Homeless advocates and service providers have similarly criticized the city for crafting a law that offers few proactive steps toward addressing the homelessness crisis. In Santa Cruz, there are estimated to be hundreds of people sleeping on the streets every night.
In response to those critiques, city council members added into the law the creation of a lightly managed “safe sleeping” program that could serve 150 people or more. The city’s hope is that by requiring unsheltered people to pack up their belongings everyday, it can reduce the likelihood of “entrenched” encampments taking root in public spaces and disturbing nearby residents.
But Seabright-area critics are still bracing for impact. Smaller businesses in the area that are recovering from the pandemic, such as Pacific Edge rock climbing gym and Verve Coffee, will be “hurt” by having to deal with clean-up and safety issues associated with homelessness, Novak said.
For some local patrons of those businesses, the idea of navigating around unsheltered people living on sidewalks is uncomfortable.
“We’re kind of a walking neighborhood, and there’s some industrial zone right down there, but that industrial zone is between us and all these things we want to enjoy,” said John Teeple, who lives with his family about two blocks from the industrial area.
“I’m not saying I have a solution.
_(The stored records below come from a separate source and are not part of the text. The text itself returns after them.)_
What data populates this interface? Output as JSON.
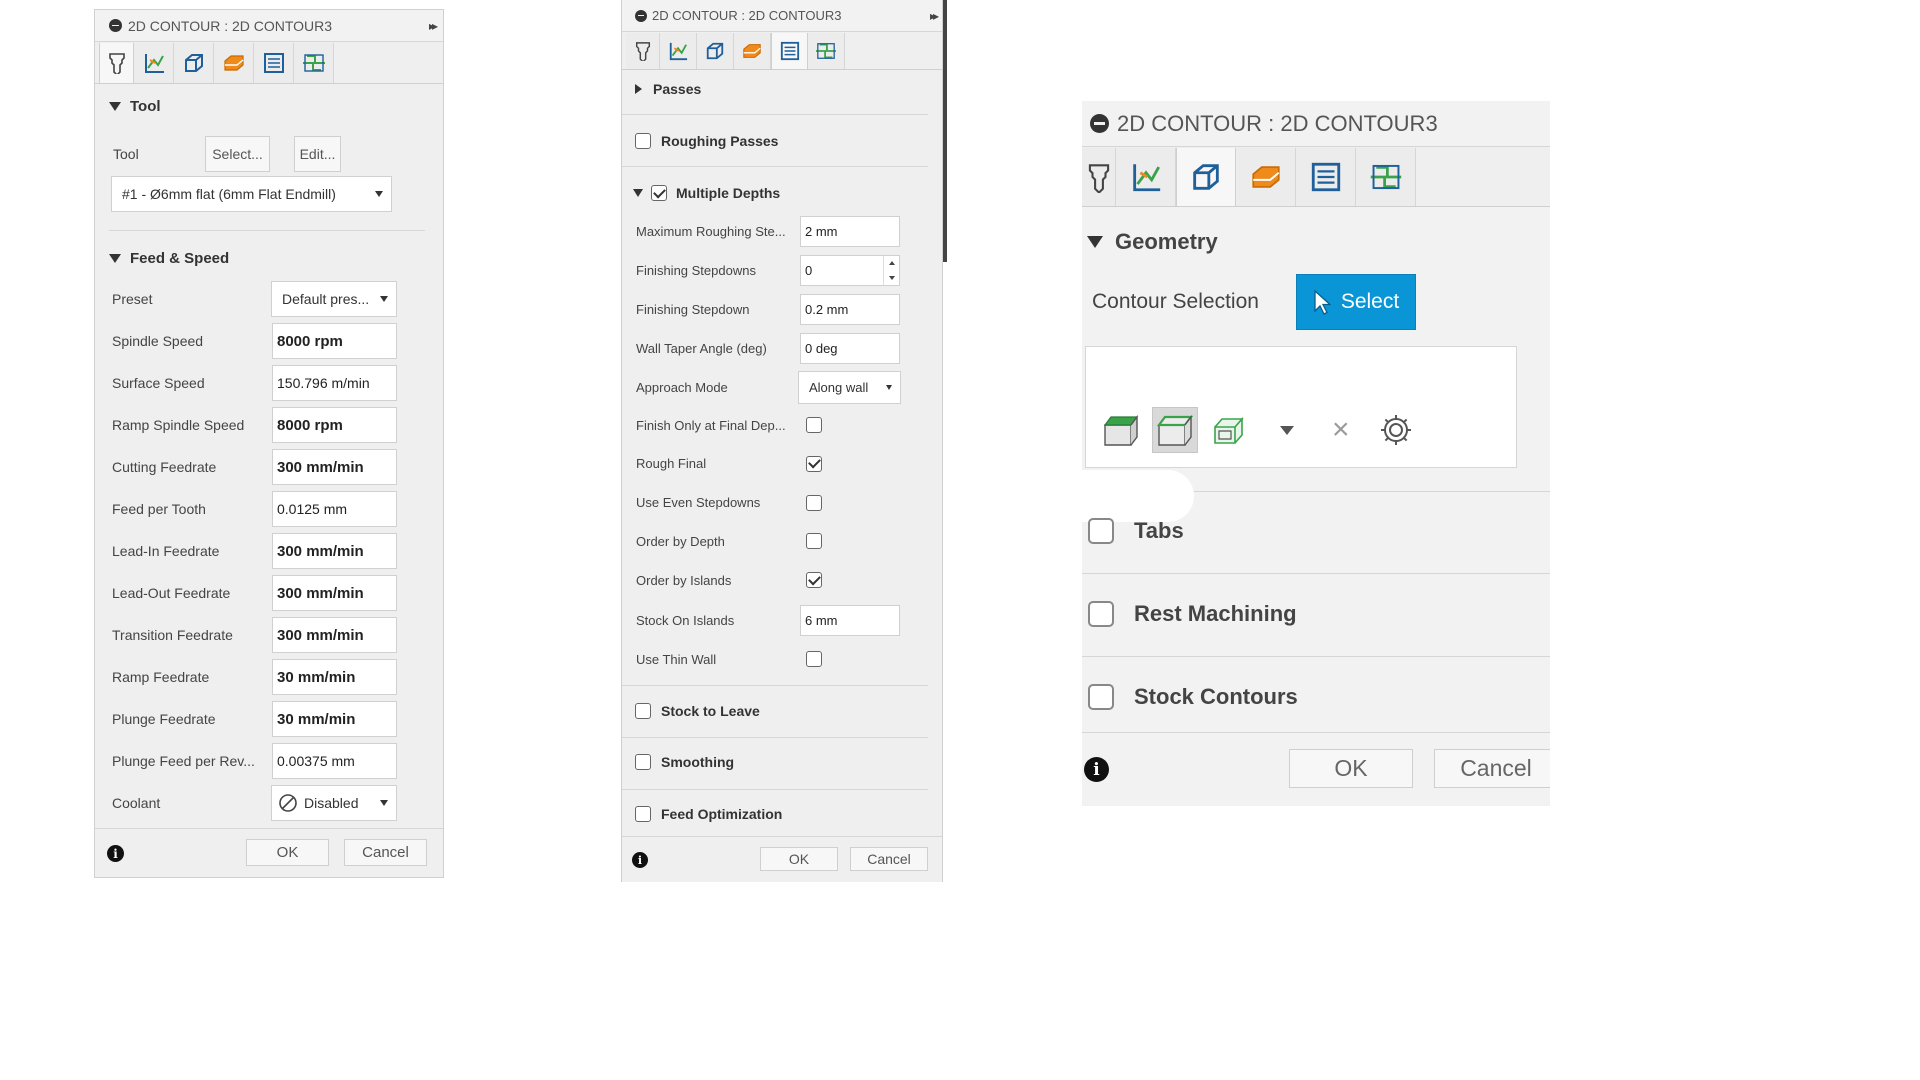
{
  "panel1": {
    "title": "2D CONTOUR : 2D CONTOUR3",
    "expand_label": "▸▸",
    "tabs": [
      "tool-icon",
      "heights-icon",
      "geometry-icon",
      "passes-icon",
      "linking-icon",
      "pattern-icon"
    ],
    "tool_section": {
      "header": "Tool",
      "tool_label": "Tool",
      "select_button": "Select...",
      "edit_button": "Edit...",
      "tool_value": "#1 - Ø6mm flat (6mm Flat Endmill)"
    },
    "feed_section": {
      "header": "Feed & Speed",
      "preset_label": "Preset",
      "preset_value": "Default pres...",
      "fields": [
        {
          "label": "Spindle Speed",
          "value": "8000 rpm"
        },
        {
          "label": "Surface Speed",
          "value": "150.796 m/min"
        },
        {
          "label": "Ramp Spindle Speed",
          "value": "8000 rpm"
        },
        {
          "label": "Cutting Feedrate",
          "value": "300 mm/min"
        },
        {
          "label": "Feed per Tooth",
          "value": "0.0125 mm"
        },
        {
          "label": "Lead-In Feedrate",
          "value": "300 mm/min"
        },
        {
          "label": "Lead-Out Feedrate",
          "value": "300 mm/min"
        },
        {
          "label": "Transition Feedrate",
          "value": "300 mm/min"
        },
        {
          "label": "Ramp Feedrate",
          "value": "30 mm/min"
        },
        {
          "label": "Plunge Feedrate",
          "value": "30 mm/min"
        },
        {
          "label": "Plunge Feed per Rev...",
          "value": "0.00375 mm"
        }
      ],
      "coolant_label": "Coolant",
      "coolant_value": "Disabled"
    },
    "ok": "OK",
    "cancel": "Cancel",
    "info": "i"
  },
  "panel2": {
    "title": "2D CONTOUR : 2D CONTOUR3",
    "expand_label": "▸▸",
    "passes_header": "Passes",
    "roughing_passes": "Roughing Passes",
    "multiple_depths": "Multiple Depths",
    "max_roughing_label": "Maximum Roughing Ste...",
    "max_roughing_value": "2 mm",
    "finishing_stepdowns_label": "Finishing Stepdowns",
    "finishing_stepdowns_value": "0",
    "finishing_stepdown_label": "Finishing Stepdown",
    "finishing_stepdown_value": "0.2 mm",
    "wall_taper_label": "Wall Taper Angle (deg)",
    "wall_taper_value": "0 deg",
    "approach_label": "Approach Mode",
    "approach_value": "Along wall",
    "checkbox_rows": [
      {
        "label": "Finish Only at Final Dep...",
        "checked": false
      },
      {
        "label": "Rough Final",
        "checked": true
      },
      {
        "label": "Use Even Stepdowns",
        "checked": false
      },
      {
        "label": "Order by Depth",
        "checked": false
      },
      {
        "label": "Order by Islands",
        "checked": true
      }
    ],
    "stock_islands_label": "Stock On Islands",
    "stock_islands_value": "6 mm",
    "thin_wall_label": "Use Thin Wall",
    "stock_to_leave": "Stock to Leave",
    "smoothing": "Smoothing",
    "feed_optimization": "Feed Optimization",
    "ok": "OK",
    "cancel": "Cancel",
    "info": "i"
  },
  "panel3": {
    "title": "2D CONTOUR : 2D CONTOUR3",
    "geometry_header": "Geometry",
    "contour_selection_label": "Contour Selection",
    "select_button": "Select",
    "tabs_label": "Tabs",
    "rest_machining_label": "Rest Machining",
    "stock_contours_label": "Stock Contours",
    "ok": "OK",
    "cancel": "Cancel",
    "info": "i"
  },
  "colors": {
    "select_blue": "#0a96d6",
    "orange_icon": "#f08a1a",
    "blue_icon": "#1f5f9a",
    "green_icon": "#3aa34a"
  }
}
All I’m saying is what you’re proposing, you’re just shifting the problem and you’re just redistributing it and you’re not really solving anything. For the campers themselves, it’s going to be super disruptive. For us, it’s going to be very, very disruptive,” Teeple said. “It’s just going to create more pressure on the problem.”
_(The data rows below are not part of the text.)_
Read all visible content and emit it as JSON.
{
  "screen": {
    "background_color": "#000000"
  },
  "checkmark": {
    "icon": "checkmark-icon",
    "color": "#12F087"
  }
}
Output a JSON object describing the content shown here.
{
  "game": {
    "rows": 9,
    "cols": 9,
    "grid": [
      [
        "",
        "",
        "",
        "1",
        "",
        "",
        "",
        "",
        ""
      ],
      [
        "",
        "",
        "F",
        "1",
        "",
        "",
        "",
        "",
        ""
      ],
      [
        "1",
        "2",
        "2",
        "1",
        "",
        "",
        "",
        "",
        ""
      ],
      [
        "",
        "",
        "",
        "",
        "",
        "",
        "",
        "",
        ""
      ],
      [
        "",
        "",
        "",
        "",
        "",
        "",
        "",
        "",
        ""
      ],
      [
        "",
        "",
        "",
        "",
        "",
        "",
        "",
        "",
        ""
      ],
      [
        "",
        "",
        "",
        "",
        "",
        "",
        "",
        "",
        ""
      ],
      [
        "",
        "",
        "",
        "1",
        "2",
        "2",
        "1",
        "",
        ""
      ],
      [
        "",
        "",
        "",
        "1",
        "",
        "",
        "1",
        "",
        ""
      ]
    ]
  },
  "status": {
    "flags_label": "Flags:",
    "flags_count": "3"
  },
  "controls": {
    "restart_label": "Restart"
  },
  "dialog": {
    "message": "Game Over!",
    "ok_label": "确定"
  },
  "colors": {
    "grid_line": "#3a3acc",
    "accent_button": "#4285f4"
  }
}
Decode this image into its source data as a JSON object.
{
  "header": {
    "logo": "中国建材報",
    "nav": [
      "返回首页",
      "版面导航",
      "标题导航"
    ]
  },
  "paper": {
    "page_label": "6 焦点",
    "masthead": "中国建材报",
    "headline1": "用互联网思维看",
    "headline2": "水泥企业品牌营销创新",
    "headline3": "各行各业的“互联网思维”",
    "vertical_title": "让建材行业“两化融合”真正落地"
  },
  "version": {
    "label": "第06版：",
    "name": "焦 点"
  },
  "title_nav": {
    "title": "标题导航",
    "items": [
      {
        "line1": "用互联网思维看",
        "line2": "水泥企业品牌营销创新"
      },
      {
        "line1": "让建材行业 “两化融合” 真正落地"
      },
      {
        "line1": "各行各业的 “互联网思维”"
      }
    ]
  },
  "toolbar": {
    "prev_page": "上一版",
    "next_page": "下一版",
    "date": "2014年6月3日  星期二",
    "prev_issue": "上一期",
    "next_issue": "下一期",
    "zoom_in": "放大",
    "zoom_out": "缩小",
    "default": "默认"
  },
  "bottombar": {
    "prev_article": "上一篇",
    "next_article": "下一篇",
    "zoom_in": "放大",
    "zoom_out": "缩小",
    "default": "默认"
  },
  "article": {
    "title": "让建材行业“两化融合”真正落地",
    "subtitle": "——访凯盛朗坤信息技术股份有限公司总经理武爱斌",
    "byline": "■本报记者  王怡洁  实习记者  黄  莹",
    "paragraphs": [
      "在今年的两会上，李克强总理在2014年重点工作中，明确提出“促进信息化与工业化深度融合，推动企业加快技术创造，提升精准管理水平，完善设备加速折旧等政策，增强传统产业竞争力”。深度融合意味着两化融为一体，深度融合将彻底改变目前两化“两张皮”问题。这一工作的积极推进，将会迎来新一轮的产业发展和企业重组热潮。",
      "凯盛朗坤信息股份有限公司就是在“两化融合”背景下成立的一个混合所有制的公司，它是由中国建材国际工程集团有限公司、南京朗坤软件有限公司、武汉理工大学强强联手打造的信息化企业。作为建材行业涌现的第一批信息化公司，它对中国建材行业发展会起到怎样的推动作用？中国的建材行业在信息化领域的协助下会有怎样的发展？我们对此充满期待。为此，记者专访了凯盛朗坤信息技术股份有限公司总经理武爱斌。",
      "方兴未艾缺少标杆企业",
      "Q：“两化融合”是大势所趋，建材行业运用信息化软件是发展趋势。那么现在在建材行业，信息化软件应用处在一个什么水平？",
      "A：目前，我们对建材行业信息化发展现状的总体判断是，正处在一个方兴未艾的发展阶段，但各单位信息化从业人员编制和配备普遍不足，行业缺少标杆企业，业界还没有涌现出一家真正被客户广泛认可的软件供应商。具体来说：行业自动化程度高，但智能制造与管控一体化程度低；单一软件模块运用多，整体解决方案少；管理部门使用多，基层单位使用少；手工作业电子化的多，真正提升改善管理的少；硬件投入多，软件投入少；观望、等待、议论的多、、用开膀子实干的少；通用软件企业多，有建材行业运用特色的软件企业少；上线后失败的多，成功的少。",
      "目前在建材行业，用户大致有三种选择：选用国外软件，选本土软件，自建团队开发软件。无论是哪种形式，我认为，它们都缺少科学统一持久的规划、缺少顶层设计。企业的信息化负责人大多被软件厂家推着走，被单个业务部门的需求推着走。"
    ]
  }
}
City hearing much feedback
Many community members have written to the city council and other city officials in recent days, city spokesperson Elizabeth Smith said via email. All of the comments are being taken into consideration, she said.
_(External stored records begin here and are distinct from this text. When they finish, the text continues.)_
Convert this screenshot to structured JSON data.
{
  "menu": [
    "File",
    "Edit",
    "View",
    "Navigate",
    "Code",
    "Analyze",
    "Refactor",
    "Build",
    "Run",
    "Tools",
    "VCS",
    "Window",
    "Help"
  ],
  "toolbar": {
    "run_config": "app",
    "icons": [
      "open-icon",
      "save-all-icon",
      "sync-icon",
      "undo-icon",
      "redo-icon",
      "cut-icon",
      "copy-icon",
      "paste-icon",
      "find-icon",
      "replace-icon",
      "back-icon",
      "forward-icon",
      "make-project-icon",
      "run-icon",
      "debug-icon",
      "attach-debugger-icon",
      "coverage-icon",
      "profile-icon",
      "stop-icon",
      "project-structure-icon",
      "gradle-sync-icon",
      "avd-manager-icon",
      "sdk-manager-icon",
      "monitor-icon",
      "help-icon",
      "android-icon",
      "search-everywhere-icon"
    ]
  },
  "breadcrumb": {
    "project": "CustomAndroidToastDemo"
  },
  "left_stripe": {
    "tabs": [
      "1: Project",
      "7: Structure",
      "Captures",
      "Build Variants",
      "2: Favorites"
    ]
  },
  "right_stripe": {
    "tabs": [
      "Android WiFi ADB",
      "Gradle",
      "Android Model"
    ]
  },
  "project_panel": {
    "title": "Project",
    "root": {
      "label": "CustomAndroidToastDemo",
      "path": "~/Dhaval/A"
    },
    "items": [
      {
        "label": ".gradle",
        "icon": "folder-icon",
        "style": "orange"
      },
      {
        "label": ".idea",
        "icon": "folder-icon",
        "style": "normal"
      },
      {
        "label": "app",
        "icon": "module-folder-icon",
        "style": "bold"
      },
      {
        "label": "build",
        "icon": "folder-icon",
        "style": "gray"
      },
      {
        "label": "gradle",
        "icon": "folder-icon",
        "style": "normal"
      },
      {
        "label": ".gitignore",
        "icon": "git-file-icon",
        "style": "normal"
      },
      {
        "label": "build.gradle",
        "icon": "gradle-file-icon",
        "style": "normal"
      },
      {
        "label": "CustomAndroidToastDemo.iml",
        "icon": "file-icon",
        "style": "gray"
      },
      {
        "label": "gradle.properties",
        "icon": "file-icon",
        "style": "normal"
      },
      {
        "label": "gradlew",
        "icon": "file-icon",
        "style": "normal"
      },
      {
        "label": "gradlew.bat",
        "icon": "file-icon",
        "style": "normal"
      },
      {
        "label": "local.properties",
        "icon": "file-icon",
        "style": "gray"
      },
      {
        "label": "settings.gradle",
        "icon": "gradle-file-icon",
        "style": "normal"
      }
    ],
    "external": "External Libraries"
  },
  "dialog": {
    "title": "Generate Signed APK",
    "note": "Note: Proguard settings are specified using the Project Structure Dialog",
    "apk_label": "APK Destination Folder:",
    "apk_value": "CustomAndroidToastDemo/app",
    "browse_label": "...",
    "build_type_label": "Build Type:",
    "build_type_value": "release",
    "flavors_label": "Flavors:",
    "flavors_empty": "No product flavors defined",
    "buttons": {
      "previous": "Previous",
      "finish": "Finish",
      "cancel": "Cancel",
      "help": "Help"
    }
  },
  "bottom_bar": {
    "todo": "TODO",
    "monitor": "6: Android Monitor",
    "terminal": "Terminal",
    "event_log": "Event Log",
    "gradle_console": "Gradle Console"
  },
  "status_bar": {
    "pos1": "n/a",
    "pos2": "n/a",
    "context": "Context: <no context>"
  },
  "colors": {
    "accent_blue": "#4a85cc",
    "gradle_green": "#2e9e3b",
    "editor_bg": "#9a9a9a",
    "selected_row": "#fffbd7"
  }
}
“Negative impacts on businesses and residents in any area of the city are of great concern to the council members and staff, particularly given the effects of the COVID-19 on our local businesses. Evaluation of the ordinance is a condition of its implementation, and the city will be monitoring the positive and negative impacts of the ordinance once it goes into effect,” Smith wrote in a statement.
“Should issues that threaten health, safety or access arise related to camping, or if the sidewalks are being blocked during daytime hours, residents and businesses are encouraged to notify the Santa Cruz Police Department for prompt enforcement.”
Although the outdoor living ordinance was given final approval earlier this month, the city council will consider “a full slate of amendments” on April 13 that must be approved before the law can be enforced. During that meeting, city officials could vote to make further changes to the law, which would then return to the city council for final approval at a future meeting, “likely” on April 27.
Due to the COVID-19 crisis, parts of the ordinance — including a prohibition on daytime camping — will not be enforced until either Santa Cruz County enters the yellow tier or the U.S. Centers for Disease Control and Prevention changes its guidelines related to homelessness. On Tuesday, the county moved into the orange tier, which is more restrictive than yellow.
Live in the Seabright neighborhood, or one of the others affected by the ordinance? We want to hear your thoughts. Send us an email to firstname.lastname@example.org